We were getting the young crowd in here 35 years ago, and we’re still getting the young crowd in here now. We push a lot through social media – we’re constantly posting pictures and counting down to Fat Tuesday – and it’s special to see young people coming in here for the first time, having found this old-school joint.
The Long Game
Looking back, as a restaurateur I feel blessed. I’ve always thought of the restaurant as my kitchen table, and so it feels like people have been “in my house” every day for the past 35 years. We had people at our anniversary party that have been coming here since we started. It was unbelievable to see their facial expressions and hear how passionate they were about how this restaurant tracks their life. One guy talked about how he started coming in with his friends when they were in law school, then they were state attorneys, and now some of them are judges. There were these four brothers who were traders, very heavy hitters, and they’d come in all hyped up at 10:30 in the morning, high from making so much money. Back then we all saw growth, and it was awesome. They got into “remember when…” mode.
And there were many remembrances of my mom. There was this one guy who said, “You know, I brought your mom a Christmas present every year because she was always so warm and made me feel like part of the family.” I watched my grandchild running up and down the hallway with my son, and had incredible deja vu, thinking back to me doing that with Jimmy. Customers could see the progression of their lives at these tables, and so could we. It’s really wild. To me, shit, what else can you ask for?

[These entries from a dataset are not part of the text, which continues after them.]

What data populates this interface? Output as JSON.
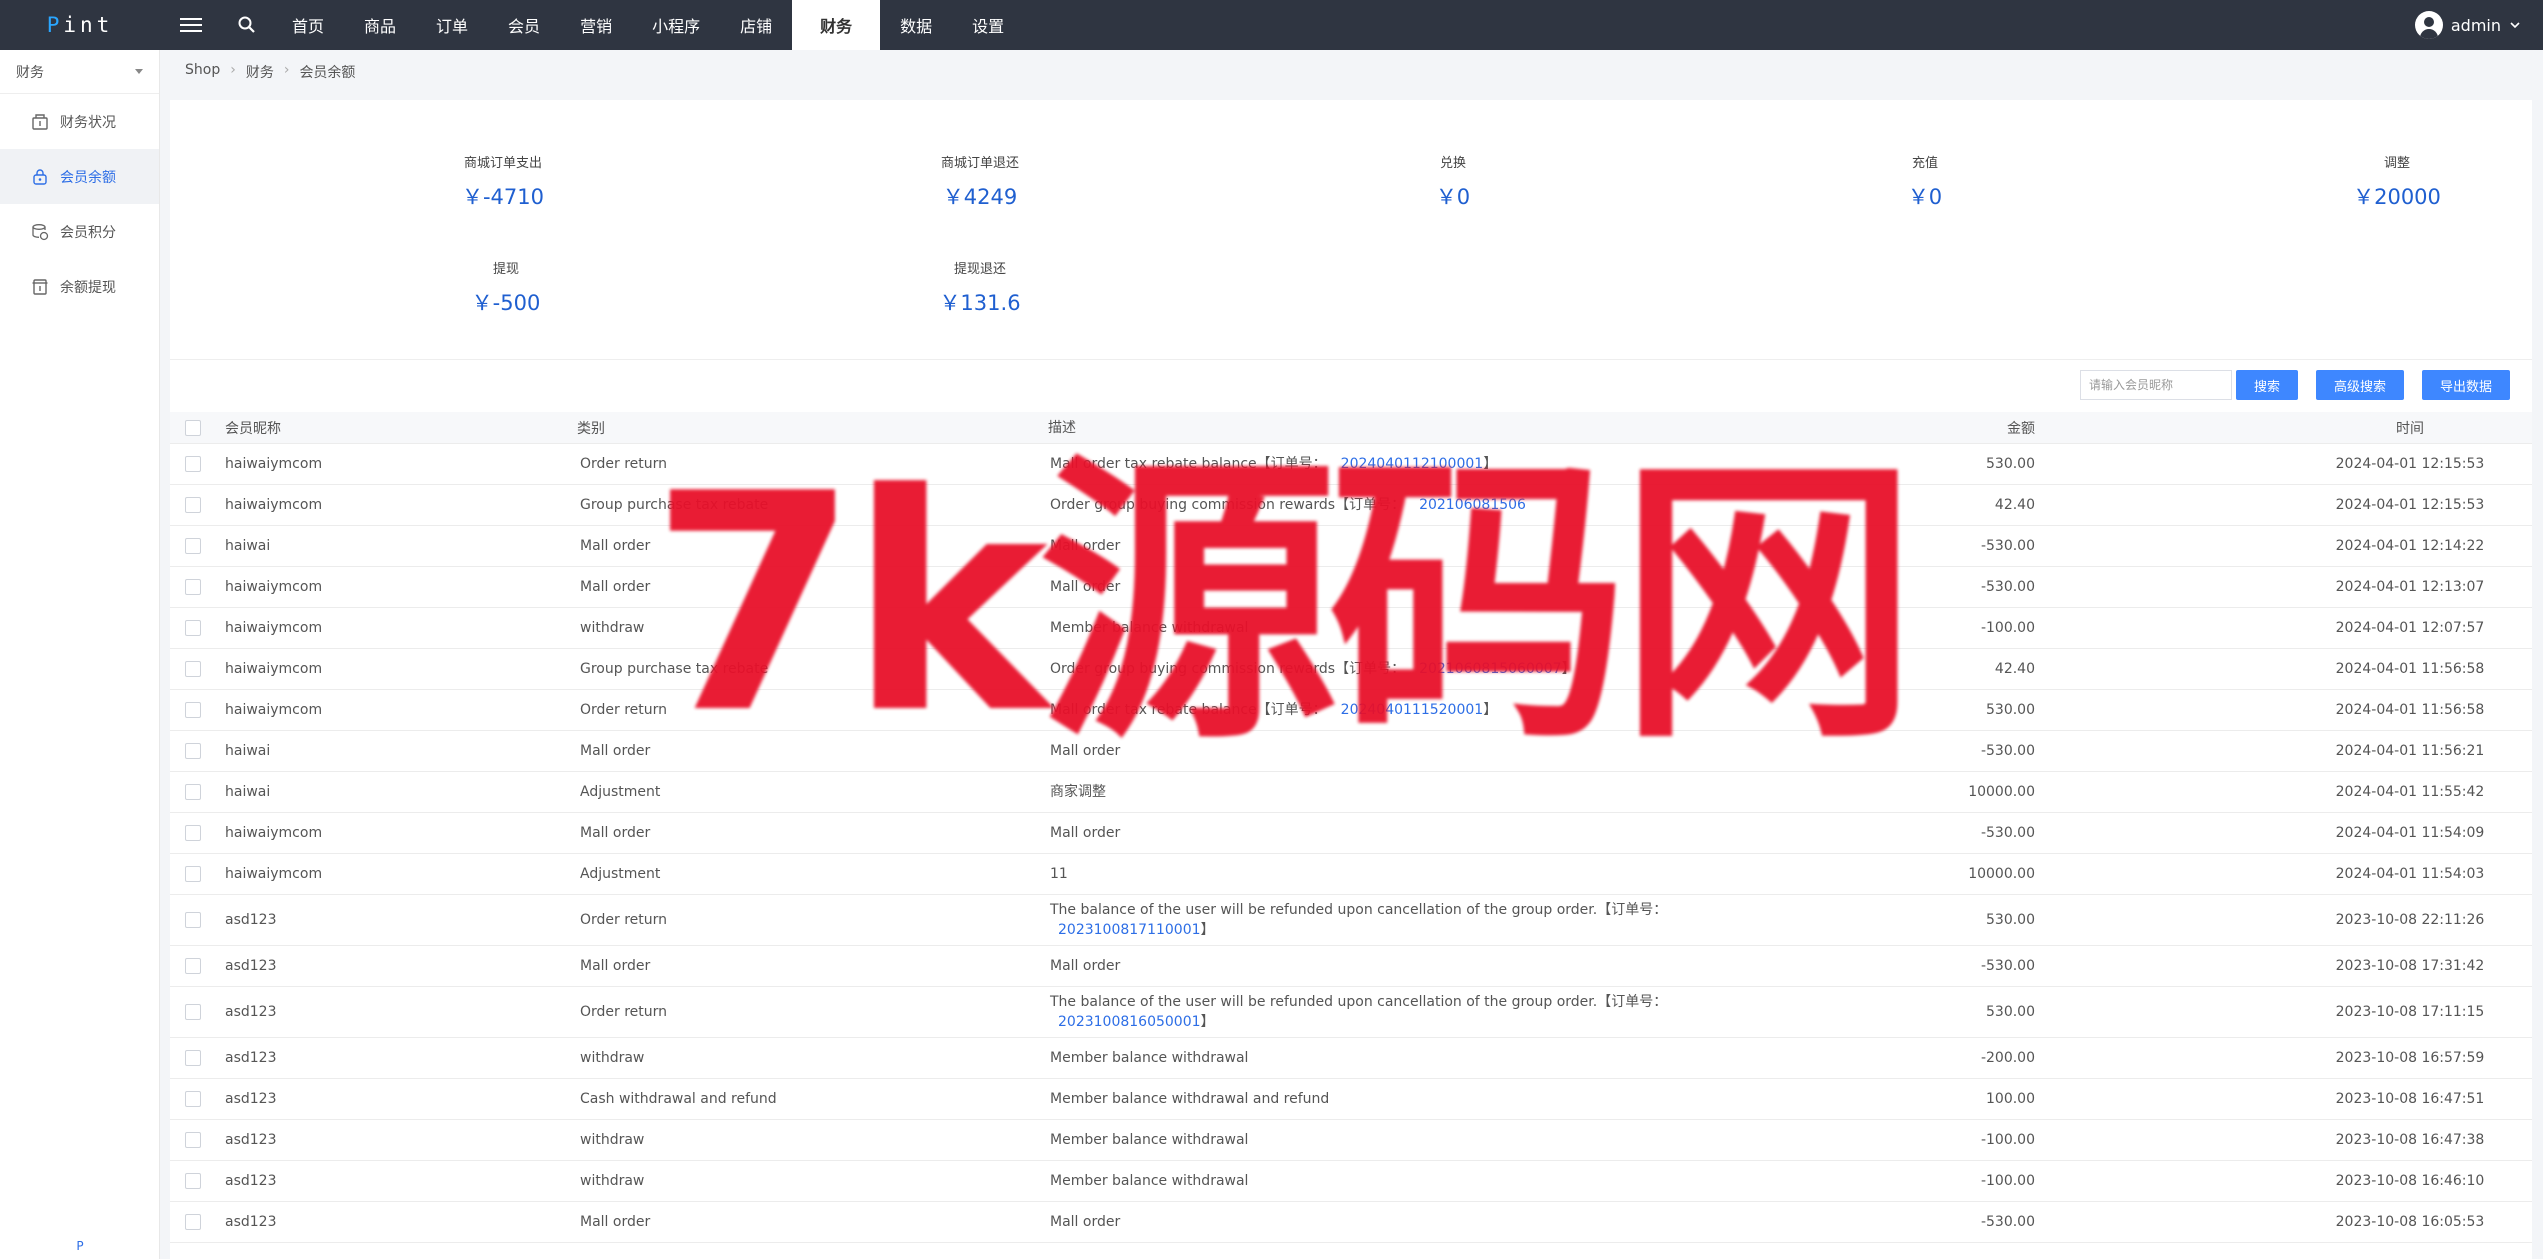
{
  "brand": {
    "p": "P",
    "rest": "int"
  },
  "nav": [
    "首页",
    "商品",
    "订单",
    "会员",
    "营销",
    "小程序",
    "店铺",
    "财务",
    "数据",
    "设置"
  ],
  "user": {
    "name": "admin"
  },
  "sidebar": {
    "title": "财务",
    "items": [
      "财务状况",
      "会员余额",
      "会员积分",
      "余额提现"
    ],
    "footer": "P"
  },
  "breadcrumb": [
    "Shop",
    "财务",
    "会员余额"
  ],
  "stats": [
    {
      "label": "商城订单支出",
      "value": "￥-4710"
    },
    {
      "label": "商城订单退还",
      "value": "￥4249"
    },
    {
      "label": "兑换",
      "value": "￥0"
    },
    {
      "label": "充值",
      "value": "￥0"
    },
    {
      "label": "调整",
      "value": "￥20000"
    },
    {
      "label": "提现",
      "value": "￥-500"
    },
    {
      "label": "提现退还",
      "value": "￥131.6"
    }
  ],
  "toolbar": {
    "placeholder": "请输入会员昵称",
    "search": "搜索",
    "advanced": "高级搜索",
    "export": "导出数据"
  },
  "table": {
    "headers": [
      "会员昵称",
      "类别",
      "描述",
      "金额",
      "时间"
    ],
    "rows": [
      {
        "name": "haiwaiymcom",
        "type": "Order return",
        "desc": "Mall order tax rebate balance【订单号：",
        "link": "2024040112100001",
        "tail": "】",
        "amount": "530.00",
        "time": "2024-04-01 12:15:53"
      },
      {
        "name": "haiwaiymcom",
        "type": "Group purchase tax rebate",
        "desc": "Order group buying commission rewards【订单号：",
        "link": "202106081506",
        "tail": "",
        "amount": "42.40",
        "time": "2024-04-01 12:15:53"
      },
      {
        "name": "haiwai",
        "type": "Mall order",
        "desc": "Mall order",
        "link": "",
        "tail": "",
        "amount": "-530.00",
        "time": "2024-04-01 12:14:22"
      },
      {
        "name": "haiwaiymcom",
        "type": "Mall order",
        "desc": "Mall order",
        "link": "",
        "tail": "",
        "amount": "-530.00",
        "time": "2024-04-01 12:13:07"
      },
      {
        "name": "haiwaiymcom",
        "type": "withdraw",
        "desc": "Member balance withdrawal",
        "link": "",
        "tail": "",
        "amount": "-100.00",
        "time": "2024-04-01 12:07:57"
      },
      {
        "name": "haiwaiymcom",
        "type": "Group purchase tax rebate",
        "desc": "Order group buying commission rewards【订单号：",
        "link": "2021060815060007",
        "tail": "】",
        "amount": "42.40",
        "time": "2024-04-01 11:56:58"
      },
      {
        "name": "haiwaiymcom",
        "type": "Order return",
        "desc": "Mall order tax rebate balance【订单号：",
        "link": "2024040111520001",
        "tail": "】",
        "amount": "530.00",
        "time": "2024-04-01 11:56:58"
      },
      {
        "name": "haiwai",
        "type": "Mall order",
        "desc": "Mall order",
        "link": "",
        "tail": "",
        "amount": "-530.00",
        "time": "2024-04-01 11:56:21"
      },
      {
        "name": "haiwai",
        "type": "Adjustment",
        "desc": "商家调整",
        "link": "",
        "tail": "",
        "amount": "10000.00",
        "time": "2024-04-01 11:55:42"
      },
      {
        "name": "haiwaiymcom",
        "type": "Mall order",
        "desc": "Mall order",
        "link": "",
        "tail": "",
        "amount": "-530.00",
        "time": "2024-04-01 11:54:09"
      },
      {
        "name": "haiwaiymcom",
        "type": "Adjustment",
        "desc": "11",
        "link": "",
        "tail": "",
        "amount": "10000.00",
        "time": "2024-04-01 11:54:03"
      },
      {
        "name": "asd123",
        "type": "Order return",
        "desc": "The balance of the user will be refunded upon cancellation of the group order.【订单号：",
        "link": "2023100817110001",
        "tail": "】",
        "amount": "530.00",
        "time": "2023-10-08 22:11:26",
        "tall": true
      },
      {
        "name": "asd123",
        "type": "Mall order",
        "desc": "Mall order",
        "link": "",
        "tail": "",
        "amount": "-530.00",
        "time": "2023-10-08 17:31:42"
      },
      {
        "name": "asd123",
        "type": "Order return",
        "desc": "The balance of the user will be refunded upon cancellation of the group order.【订单号：",
        "link": "2023100816050001",
        "tail": "】",
        "amount": "530.00",
        "time": "2023-10-08 17:11:15",
        "tall": true
      },
      {
        "name": "asd123",
        "type": "withdraw",
        "desc": "Member balance withdrawal",
        "link": "",
        "tail": "",
        "amount": "-200.00",
        "time": "2023-10-08 16:57:59"
      },
      {
        "name": "asd123",
        "type": "Cash withdrawal and refund",
        "desc": "Member balance withdrawal and refund",
        "link": "",
        "tail": "",
        "amount": "100.00",
        "time": "2023-10-08 16:47:51"
      },
      {
        "name": "asd123",
        "type": "withdraw",
        "desc": "Member balance withdrawal",
        "link": "",
        "tail": "",
        "amount": "-100.00",
        "time": "2023-10-08 16:47:38"
      },
      {
        "name": "asd123",
        "type": "withdraw",
        "desc": "Member balance withdrawal",
        "link": "",
        "tail": "",
        "amount": "-100.00",
        "time": "2023-10-08 16:46:10"
      },
      {
        "name": "asd123",
        "type": "Mall order",
        "desc": "Mall order",
        "link": "",
        "tail": "",
        "amount": "-530.00",
        "time": "2023-10-08 16:05:53"
      }
    ]
  },
  "watermark": "7k源码网"
}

Regrets and Family Legacies
My one big regret is that I never cooked a day in any restaurant in New Orleans, other than for benefits with friends down there. If I had known that I was going to cook New Orleans food, I would have gone down there to cook for a few years after culinary school. So I made sure Jimmy knew that he needed to go work at other places, so that he could grow stronger and see what other people are doing. He needed to go to Europe. He needed to see what other doors could be opened. It was hell for him, going into kitchens like Del Posto in New York, since everyone knew he was my kid and they gave it to him harder because of that. But he persevered because he’s grounded and works hard; when he won the James Beard Award I couldn’t have been more proud.
When I think about the future, I think about setting my legacy. Jimmy is successful at Purple Pig, but he came in and helped me work Fat Tuesday because he still has one foot in the door at Heaven. My daughter has a successful company, but she’s so good at making this place feel like home for our customers that she’ll still wait tables sometimes, so she still has one foot in here, too. My brother’s son, Andrew, gets it, and he’s helping me streamline some of our production and is always coming at me with new ideas. My nephew Anthony gets it too; he understands hospitality and hard work. I’m building the future for the fourth generation and I feel great about it; a lot of people aren’t so lucky to be able to pass something like this on.
I’m only 57, so I have at least 15 more years of 16-hour days to go in me (as long as no one’s trying to tell me where to be). But I feel very lucky, because working with the younger generation gives me so much energy. And they know, too, that a lot of people in this business don’t have this sense of family. We all eat, drink and sleep this. I love serving people and I love dining. I love going out to eat. What a luxury this still is.
*This is equivalent to around $10.40 today